At the time when the application was fired, Rule 41 of the Patent Office did not permit the joinder of claims for process and claims for apparatus in one and the same application. The examiner required division between the process and apparatus claims, and refused to act upon the merits. An appeal was taken to the examiners in chief, but the examiner refused to forward it. A petition was then filed asking the Commissioner of Patents to direct that the appeal be heard. The Commissioner held that the examiner was right in refusing to forward the appeal. From that decision appeal was taken to the Court of Appeals of the District, which held that it did not have jurisdiction to entertain it. Frasch then filed a petition in this Court for a mandamus directing the Court of Appeals to hear and determine the appeal, which petition was dismissed.
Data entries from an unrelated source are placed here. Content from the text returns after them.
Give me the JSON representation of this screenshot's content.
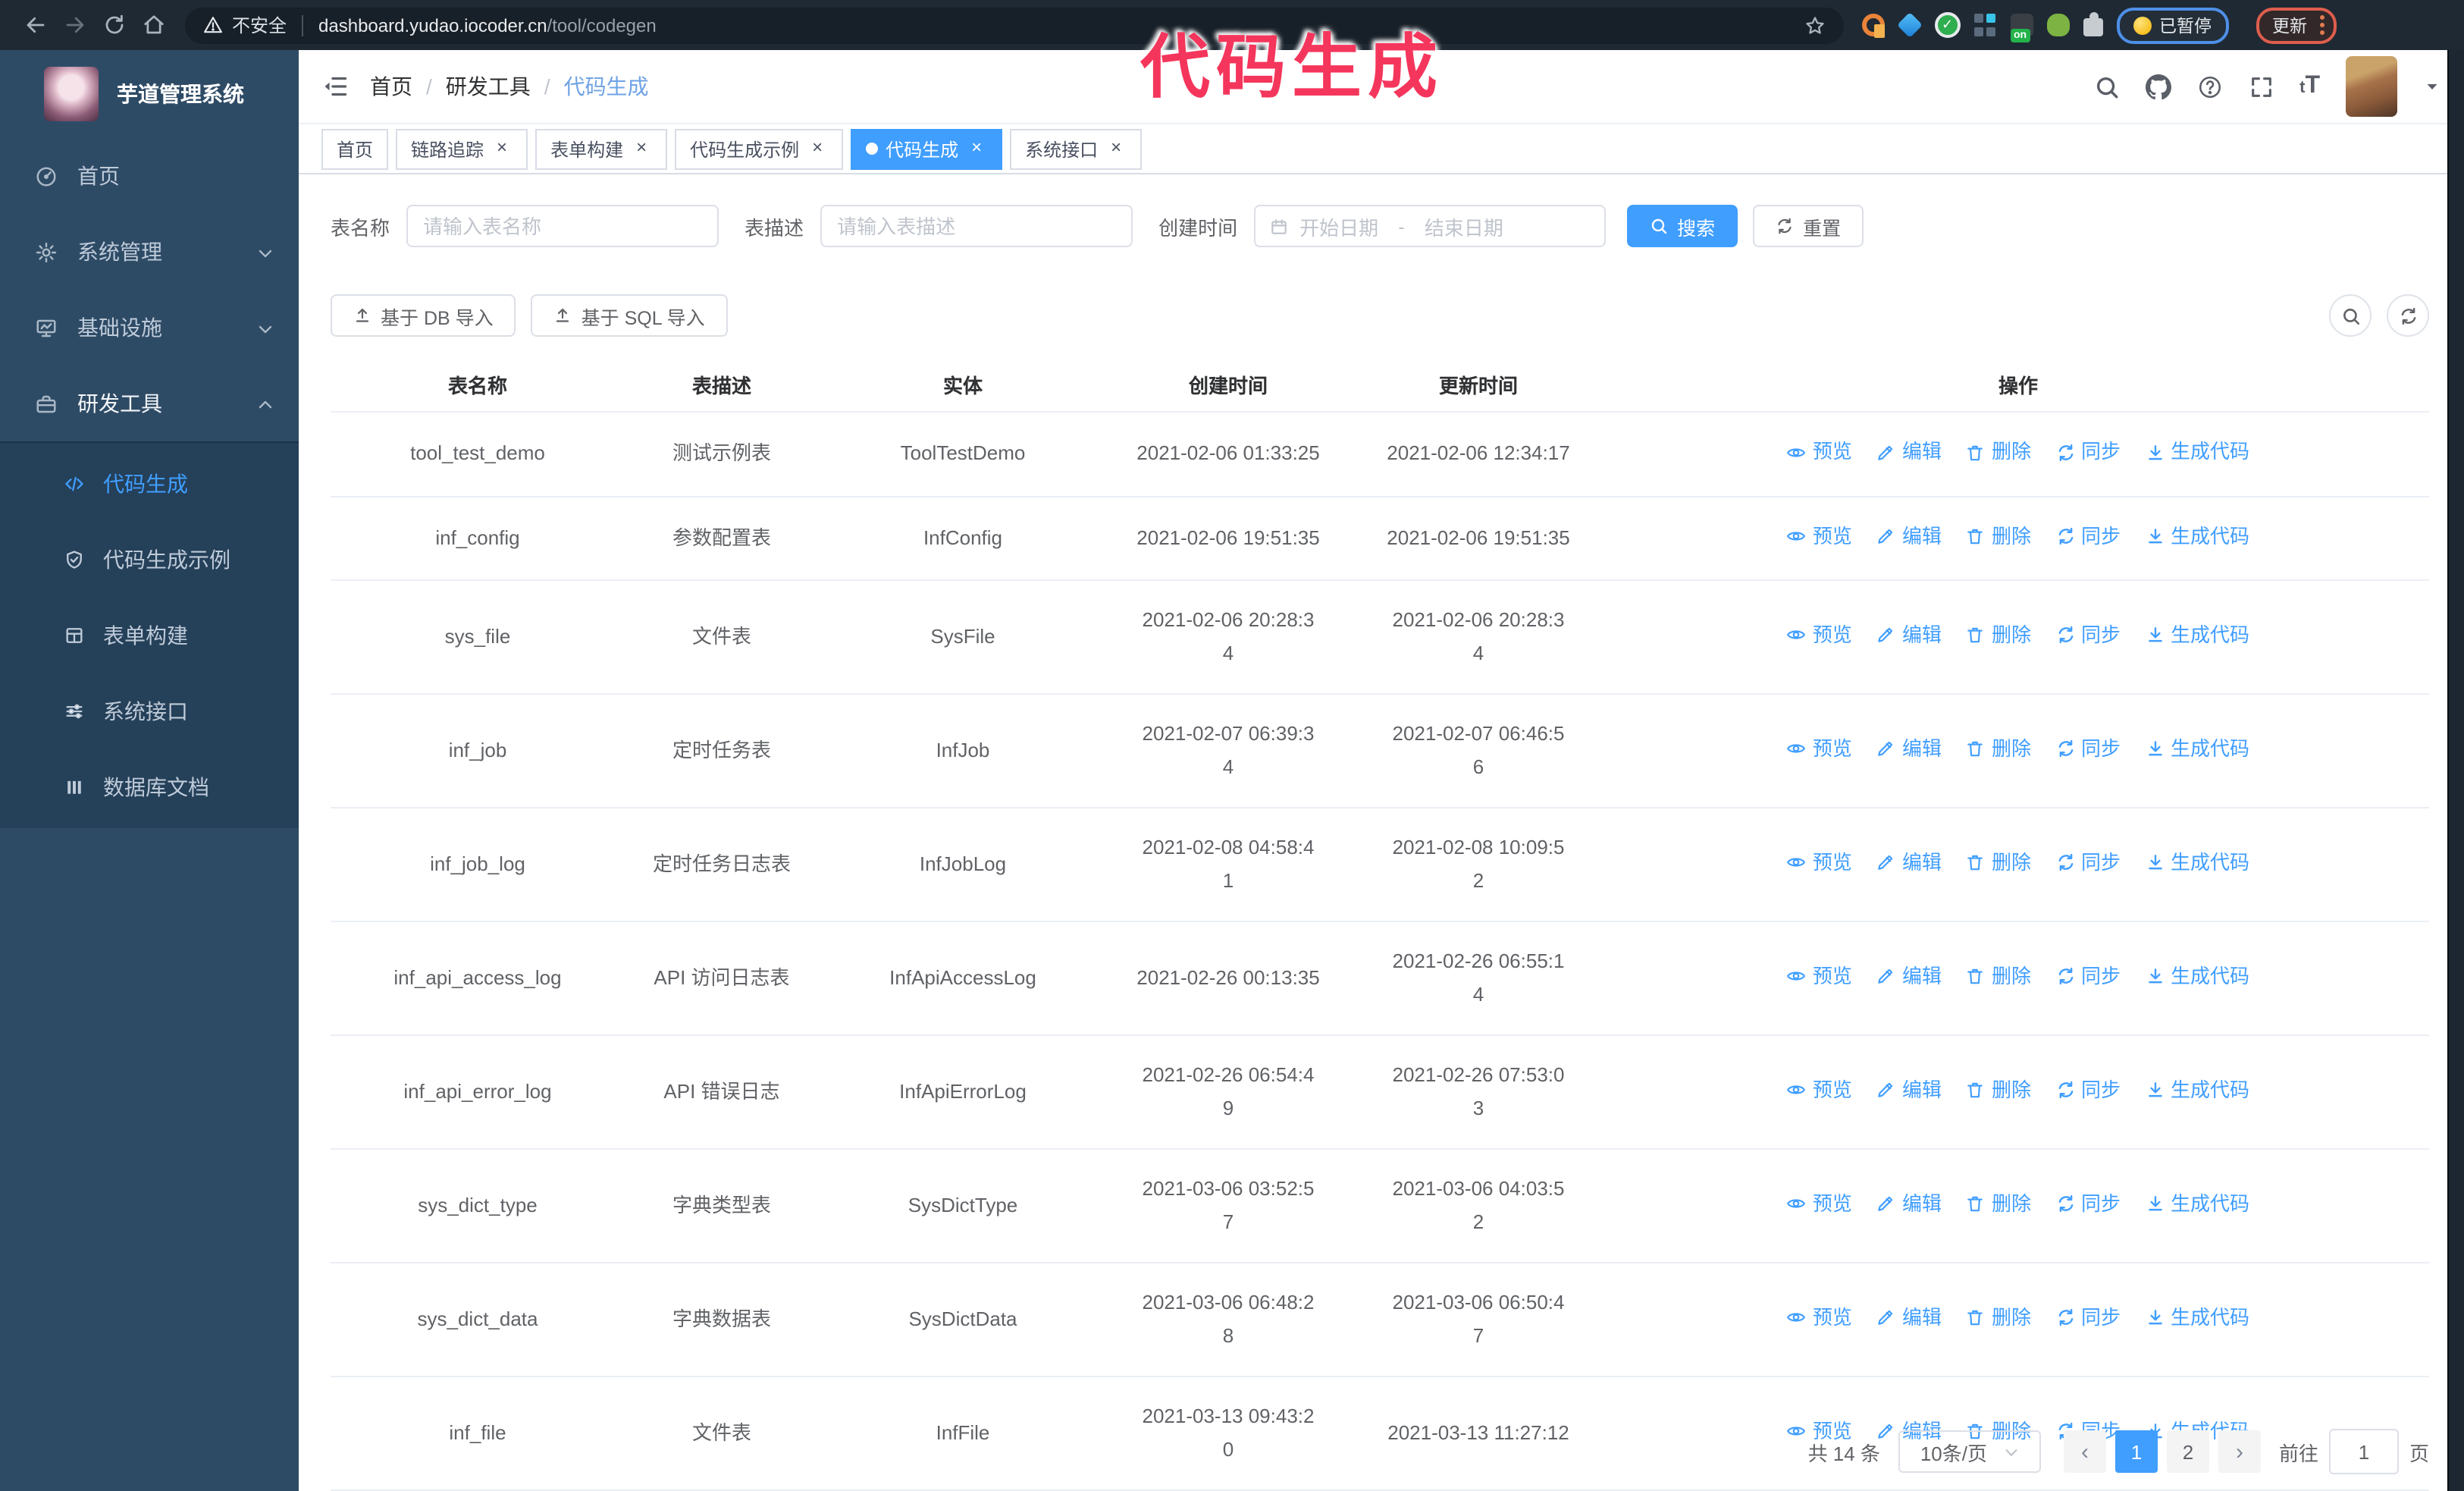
{
  "browser": {
    "security_label": "不安全",
    "url_domain": "dashboard.yudao.iocoder.cn",
    "url_path": "/tool/codegen",
    "paused_label": "已暂停",
    "update_label": "更新"
  },
  "annotation": {
    "text": "代码生成",
    "color": "#f5365c"
  },
  "sidebar": {
    "title": "芋道管理系统",
    "items": [
      {
        "key": "home",
        "label": "首页",
        "icon": "dashboard"
      },
      {
        "key": "system",
        "label": "系统管理",
        "icon": "gear",
        "chevron": "down"
      },
      {
        "key": "infra",
        "label": "基础设施",
        "icon": "monitor",
        "chevron": "down"
      },
      {
        "key": "devtools",
        "label": "研发工具",
        "icon": "toolbox",
        "chevron": "up",
        "active": true
      }
    ],
    "subitems": [
      {
        "key": "codegen",
        "label": "代码生成",
        "icon": "code",
        "active": true
      },
      {
        "key": "codegen-example",
        "label": "代码生成示例",
        "icon": "shield-check"
      },
      {
        "key": "form-builder",
        "label": "表单构建",
        "icon": "form"
      },
      {
        "key": "api",
        "label": "系统接口",
        "icon": "sliders"
      },
      {
        "key": "db-doc",
        "label": "数据库文档",
        "icon": "columns"
      }
    ]
  },
  "header": {
    "breadcrumb": [
      "首页",
      "研发工具",
      "代码生成"
    ]
  },
  "tabs": [
    {
      "key": "home",
      "label": "首页",
      "closable": false
    },
    {
      "key": "tracing",
      "label": "链路追踪",
      "closable": true
    },
    {
      "key": "form-builder",
      "label": "表单构建",
      "closable": true
    },
    {
      "key": "codegen-example",
      "label": "代码生成示例",
      "closable": true
    },
    {
      "key": "codegen",
      "label": "代码生成",
      "closable": true,
      "active": true
    },
    {
      "key": "api",
      "label": "系统接口",
      "closable": true
    }
  ],
  "filters": {
    "table_name_label": "表名称",
    "table_name_placeholder": "请输入表名称",
    "table_desc_label": "表描述",
    "table_desc_placeholder": "请输入表描述",
    "create_time_label": "创建时间",
    "start_placeholder": "开始日期",
    "range_separator": "-",
    "end_placeholder": "结束日期",
    "search_label": "搜索",
    "reset_label": "重置"
  },
  "toolbar": {
    "import_db_label": "基于 DB 导入",
    "import_sql_label": "基于 SQL 导入"
  },
  "table": {
    "columns": [
      "表名称",
      "表描述",
      "实体",
      "创建时间",
      "更新时间",
      "操作"
    ],
    "actions": [
      {
        "key": "preview",
        "label": "预览",
        "icon": "eye"
      },
      {
        "key": "edit",
        "label": "编辑",
        "icon": "edit"
      },
      {
        "key": "delete",
        "label": "删除",
        "icon": "trash"
      },
      {
        "key": "sync",
        "label": "同步",
        "icon": "refresh"
      },
      {
        "key": "generate",
        "label": "生成代码",
        "icon": "download"
      }
    ],
    "rows": [
      {
        "name": "tool_test_demo",
        "desc": "测试示例表",
        "entity": "ToolTestDemo",
        "created": "2021-02-06 01:33:25",
        "updated": "2021-02-06 12:34:17"
      },
      {
        "name": "inf_config",
        "desc": "参数配置表",
        "entity": "InfConfig",
        "created": "2021-02-06 19:51:35",
        "updated": "2021-02-06 19:51:35"
      },
      {
        "name": "sys_file",
        "desc": "文件表",
        "entity": "SysFile",
        "created": "2021-02-06 20:28:3\n4",
        "updated": "2021-02-06 20:28:3\n4"
      },
      {
        "name": "inf_job",
        "desc": "定时任务表",
        "entity": "InfJob",
        "created": "2021-02-07 06:39:3\n4",
        "updated": "2021-02-07 06:46:5\n6"
      },
      {
        "name": "inf_job_log",
        "desc": "定时任务日志表",
        "entity": "InfJobLog",
        "created": "2021-02-08 04:58:4\n1",
        "updated": "2021-02-08 10:09:5\n2"
      },
      {
        "name": "inf_api_access_log",
        "desc": "API 访问日志表",
        "entity": "InfApiAccessLog",
        "created": "2021-02-26 00:13:35",
        "updated": "2021-02-26 06:55:1\n4"
      },
      {
        "name": "inf_api_error_log",
        "desc": "API 错误日志",
        "entity": "InfApiErrorLog",
        "created": "2021-02-26 06:54:4\n9",
        "updated": "2021-02-26 07:53:0\n3"
      },
      {
        "name": "sys_dict_type",
        "desc": "字典类型表",
        "entity": "SysDictType",
        "created": "2021-03-06 03:52:5\n7",
        "updated": "2021-03-06 04:03:5\n2"
      },
      {
        "name": "sys_dict_data",
        "desc": "字典数据表",
        "entity": "SysDictData",
        "created": "2021-03-06 06:48:2\n8",
        "updated": "2021-03-06 06:50:4\n7"
      },
      {
        "name": "inf_file",
        "desc": "文件表",
        "entity": "InfFile",
        "created": "2021-03-13 09:43:2\n0",
        "updated": "2021-03-13 11:27:12"
      }
    ]
  },
  "pagination": {
    "total_label": "共 14 条",
    "page_size_label": "10条/页",
    "prev_label": "‹",
    "next_label": "›",
    "pages": [
      "1",
      "2"
    ],
    "active_page": "1",
    "goto_label": "前往",
    "goto_value": "1",
    "page_unit_label": "页"
  },
  "colors": {
    "accent": "#409eff",
    "annotation": "#f5365c",
    "sidebar_bg": "#2e4b66",
    "chrome_bg": "#1f2933"
  }
}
Ex Parte Frasch, 192 U. S. 566.
But in United States ex Rel. Steinmetz v. Allen, 192 U. S. 543, it was held that Rule 41, as applied by the Commissioner, was invalid, and that the remedy for his action was by mandamus in the Supreme Court of the District to compel the Commissioner to act. Accordingly, the proceedings in the present case were resumed in the Patent Office, and the applicant asked the Commissioner to direct that the appeal theretofore taken to the examiners in chief be heard by them. The Commissioner granted this petition. The primary examiner furnished the required statement and a supplementary statement of the grounds of his decision requiring division. The examiners in chief affirmed the decision of the primary examiner "requiring a division of these claims for an art and for an independent machine used to perform the art;" one examiner in chief, dissenting, held that division should not be required. On appeal to the Commissioner, he affirmed the examiners in chief in part only -- that is to say, he held that Process Claim No. 1 must be divided from the other process claims and the apparatus claims, but that Process Claims Nos. 2 and 3 and the Apparatus Claims Nos. 4, 5, and 6 might be joined in one application. Rehearing was denied, and an appeal was taken to the Court of Appeals for
the District of Columbia, which affirmed the decision of the Commissioner of Patents for reasons given at large in an opinion, and directed the clerk of the court to "certify this opinion and proceedings in this Court in the premises to the Commissioner of Patents, according to law."
An appeal and a writ of error were allowed, the court stating through Mr. Chief Justice Shepard:
"We are inclined to the view that this case is not appealable to the Supreme Court of the United States, but, as the question has never been directly decided, so far as we are advised, we will grant the petition in order that the question of the right to appeal in such a case may be directly presented for the determination of the court of last resort."
The record was filed January 25, 1907, and on February 4 a petition for certiorari.